__EXERCISE GOAL__
Some lines in the data below hold the string "PAGO". Report how many, as a bare number.

__MATERIAL FOR THE TASK__
- - - - -

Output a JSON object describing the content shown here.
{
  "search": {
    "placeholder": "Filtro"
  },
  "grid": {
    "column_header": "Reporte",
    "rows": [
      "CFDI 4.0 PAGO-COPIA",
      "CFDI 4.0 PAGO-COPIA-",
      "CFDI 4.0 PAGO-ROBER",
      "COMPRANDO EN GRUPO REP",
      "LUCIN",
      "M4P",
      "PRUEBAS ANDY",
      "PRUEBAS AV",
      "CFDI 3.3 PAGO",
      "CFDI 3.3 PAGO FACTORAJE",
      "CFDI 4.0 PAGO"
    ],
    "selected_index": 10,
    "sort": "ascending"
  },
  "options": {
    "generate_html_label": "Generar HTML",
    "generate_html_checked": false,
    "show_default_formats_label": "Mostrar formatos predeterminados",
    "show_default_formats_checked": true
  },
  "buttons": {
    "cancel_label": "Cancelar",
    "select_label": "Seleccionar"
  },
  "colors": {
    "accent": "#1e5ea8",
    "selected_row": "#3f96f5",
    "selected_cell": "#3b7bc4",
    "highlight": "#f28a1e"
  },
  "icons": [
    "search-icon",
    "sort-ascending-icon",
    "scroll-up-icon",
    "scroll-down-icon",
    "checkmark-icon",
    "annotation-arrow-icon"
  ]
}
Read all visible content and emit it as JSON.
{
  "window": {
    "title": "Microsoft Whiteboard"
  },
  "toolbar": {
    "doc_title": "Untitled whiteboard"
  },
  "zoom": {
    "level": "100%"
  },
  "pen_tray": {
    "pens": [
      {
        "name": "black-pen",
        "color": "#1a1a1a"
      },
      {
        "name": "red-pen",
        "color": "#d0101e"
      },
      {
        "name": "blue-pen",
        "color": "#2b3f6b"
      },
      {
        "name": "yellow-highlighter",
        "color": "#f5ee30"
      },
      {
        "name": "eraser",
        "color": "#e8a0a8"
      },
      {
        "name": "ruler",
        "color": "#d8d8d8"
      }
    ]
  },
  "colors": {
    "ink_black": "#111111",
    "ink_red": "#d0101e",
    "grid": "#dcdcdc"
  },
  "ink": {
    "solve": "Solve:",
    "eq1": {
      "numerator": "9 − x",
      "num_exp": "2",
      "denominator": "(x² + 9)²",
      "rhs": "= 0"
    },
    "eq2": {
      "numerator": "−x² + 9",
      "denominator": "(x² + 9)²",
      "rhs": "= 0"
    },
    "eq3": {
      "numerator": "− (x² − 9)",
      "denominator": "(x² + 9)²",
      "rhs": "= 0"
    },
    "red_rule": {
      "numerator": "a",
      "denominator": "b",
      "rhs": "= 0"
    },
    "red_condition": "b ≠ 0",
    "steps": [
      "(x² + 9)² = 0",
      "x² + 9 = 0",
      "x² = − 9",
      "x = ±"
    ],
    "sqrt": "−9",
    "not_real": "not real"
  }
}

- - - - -

__RESPONSE__
6